Truvada (tenofovir/emtricitabine) as pre-exposure prophylaxis (PrEP) may stunt bone growth among young men, the National AIDS Treatment Advocacy Project reports. Even though they may regain bone mineral density lost while taking PrEP, young men who have not yet reached peak bone mass may miss out on key periods of bone development.
An initial small drop in bone mineral density is a common side effect of PrEP, but studies have shown this loss is reversible upon stopping Truvada. (Research has not shown, however, if bone loss coming from very long-term use of PrEP is reversible.) Bone mineral density typically peaks during individuals’ late teens and twenties. That peak level helps predict future fracture risk.
Researchers in the ATN 110 study recruited 200 HIV-negative 18- to 22-year-old men who have sex with men (MSM) in the United States who were at high risk of contracting HIV. The men, who had a median age of 20, were given PrEP for 48 weeks.
An initial report on bone growth among the participants was given at the 15th European AIDS Conference and the 17th International Workshop on Comorbidities and Adverse Reactions in HIV in 2015. An update was presented at the 21st International AIDS Conference in Durban, South Africa (AIDS 2016).
Findings from further follow-up of the young men were recently presented at the 2016 edition of the comorbidities workshop in New York City.

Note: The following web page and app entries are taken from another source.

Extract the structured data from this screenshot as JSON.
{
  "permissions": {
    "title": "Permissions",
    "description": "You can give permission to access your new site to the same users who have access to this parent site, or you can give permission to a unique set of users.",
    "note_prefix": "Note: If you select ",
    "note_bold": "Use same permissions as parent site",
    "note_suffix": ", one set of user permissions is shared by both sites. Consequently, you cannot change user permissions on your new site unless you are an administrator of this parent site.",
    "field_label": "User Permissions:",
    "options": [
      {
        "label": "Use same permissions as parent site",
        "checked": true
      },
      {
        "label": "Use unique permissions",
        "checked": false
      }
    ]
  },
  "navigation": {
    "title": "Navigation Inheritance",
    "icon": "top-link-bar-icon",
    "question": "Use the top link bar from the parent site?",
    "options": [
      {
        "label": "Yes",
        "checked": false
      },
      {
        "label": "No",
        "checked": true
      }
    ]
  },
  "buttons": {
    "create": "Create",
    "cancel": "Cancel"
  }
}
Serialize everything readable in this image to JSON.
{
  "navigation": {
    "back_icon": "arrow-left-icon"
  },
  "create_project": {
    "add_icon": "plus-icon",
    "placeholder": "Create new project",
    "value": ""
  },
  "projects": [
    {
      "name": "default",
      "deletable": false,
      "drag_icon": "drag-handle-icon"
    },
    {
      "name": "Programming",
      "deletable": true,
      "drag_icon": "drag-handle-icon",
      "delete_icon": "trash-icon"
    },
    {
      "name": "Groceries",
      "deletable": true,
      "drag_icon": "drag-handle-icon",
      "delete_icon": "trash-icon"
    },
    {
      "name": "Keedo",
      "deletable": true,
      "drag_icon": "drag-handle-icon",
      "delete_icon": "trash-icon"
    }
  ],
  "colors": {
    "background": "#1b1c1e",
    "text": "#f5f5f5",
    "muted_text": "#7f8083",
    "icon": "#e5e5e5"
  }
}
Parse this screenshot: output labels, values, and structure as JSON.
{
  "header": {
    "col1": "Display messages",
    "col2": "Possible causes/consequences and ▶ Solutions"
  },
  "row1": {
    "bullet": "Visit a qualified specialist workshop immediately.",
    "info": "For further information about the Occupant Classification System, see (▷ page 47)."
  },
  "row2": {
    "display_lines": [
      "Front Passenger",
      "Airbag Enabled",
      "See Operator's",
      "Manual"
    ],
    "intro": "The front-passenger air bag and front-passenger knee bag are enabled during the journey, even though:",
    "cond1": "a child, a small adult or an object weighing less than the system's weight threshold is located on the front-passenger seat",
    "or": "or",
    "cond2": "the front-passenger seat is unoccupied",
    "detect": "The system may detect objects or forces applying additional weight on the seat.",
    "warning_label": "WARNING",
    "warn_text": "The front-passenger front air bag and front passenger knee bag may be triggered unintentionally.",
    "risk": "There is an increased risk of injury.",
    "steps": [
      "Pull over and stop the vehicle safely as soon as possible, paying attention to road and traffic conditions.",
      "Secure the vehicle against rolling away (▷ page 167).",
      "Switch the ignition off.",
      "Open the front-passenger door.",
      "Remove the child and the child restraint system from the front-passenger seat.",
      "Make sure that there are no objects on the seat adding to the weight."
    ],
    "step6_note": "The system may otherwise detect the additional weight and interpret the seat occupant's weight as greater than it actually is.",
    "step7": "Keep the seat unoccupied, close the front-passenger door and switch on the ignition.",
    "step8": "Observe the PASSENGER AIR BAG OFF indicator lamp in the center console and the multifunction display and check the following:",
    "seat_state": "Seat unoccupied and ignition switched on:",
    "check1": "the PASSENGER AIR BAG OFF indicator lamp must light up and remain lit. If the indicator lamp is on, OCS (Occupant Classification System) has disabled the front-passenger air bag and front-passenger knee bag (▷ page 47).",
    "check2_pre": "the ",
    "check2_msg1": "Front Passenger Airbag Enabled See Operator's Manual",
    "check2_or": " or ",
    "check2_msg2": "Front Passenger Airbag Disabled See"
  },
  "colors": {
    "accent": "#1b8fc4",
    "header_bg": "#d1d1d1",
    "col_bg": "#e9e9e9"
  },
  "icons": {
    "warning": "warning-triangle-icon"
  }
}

In addition to examining the young men’s spine, hip and total body bone mineral density, the researchers looked at what’s known as a Z score, which compares bone mineral density with a norm established according to age, sex and race.
The participants had their bone mineral density tested by DXA scans at the start of the study and at weeks 24 and 48. On average, the participants started the study with below-normal bone mineral density in the spine, hip and total body.
By week 48, the men’s average bone mineral density dropped by 1 percent in the hip and 0.6 percent in the whole body and remained constant in the spine. Blood tests showed a correlation between these declines and adherence to the daily Truvada regimen.
Then, 135 men who had the week 48 DXA scan were considered for an extension phase of the study. A total of 102 of them (76 percent) met the criteria for entry based on their bone mineral density or kidney tests. Six men who contracted HIV were excluded from this group, and 16 men who kept taking PrEP through other physicians were analyzed separately.
Those six infections meant that the study group had a very high infection rate of 7.2 percent per year.
After excluding men lost to follow-up, the final analysis included 72 men who had at least one DXA scan conducted during the 48 weeks after stopping PrEP. Among this group, bone mineral density dropped by an average 0.2 percent in the spine (this shift was not statistically significant, meaning it may have occurred by chance), 1.4 percent in the hip and 0.6 percent in the whole body. During the 48 weeks after stopping PrEP, these men’s bone mineral density rose 1.1 percent in the spine, 1 percent in the hip and 0.6 percent in the whole body.
These shifts meant that after 48 weeks on PrEP and 48 weeks off, the men saw no net change in their bone mineral density (in other words, they regained the density they lost). However, according to their Z scores, their bone mineral density dropped 0.18 percent in the spine and 0.08 percent in the whole body and did not change in the hip.
The researchers believe that the participants experienced some stunted bone growth, which is particularly worrisome for young men who already had below-normal bone mineral density before taking Truvada.
To read the NATAP report, click here.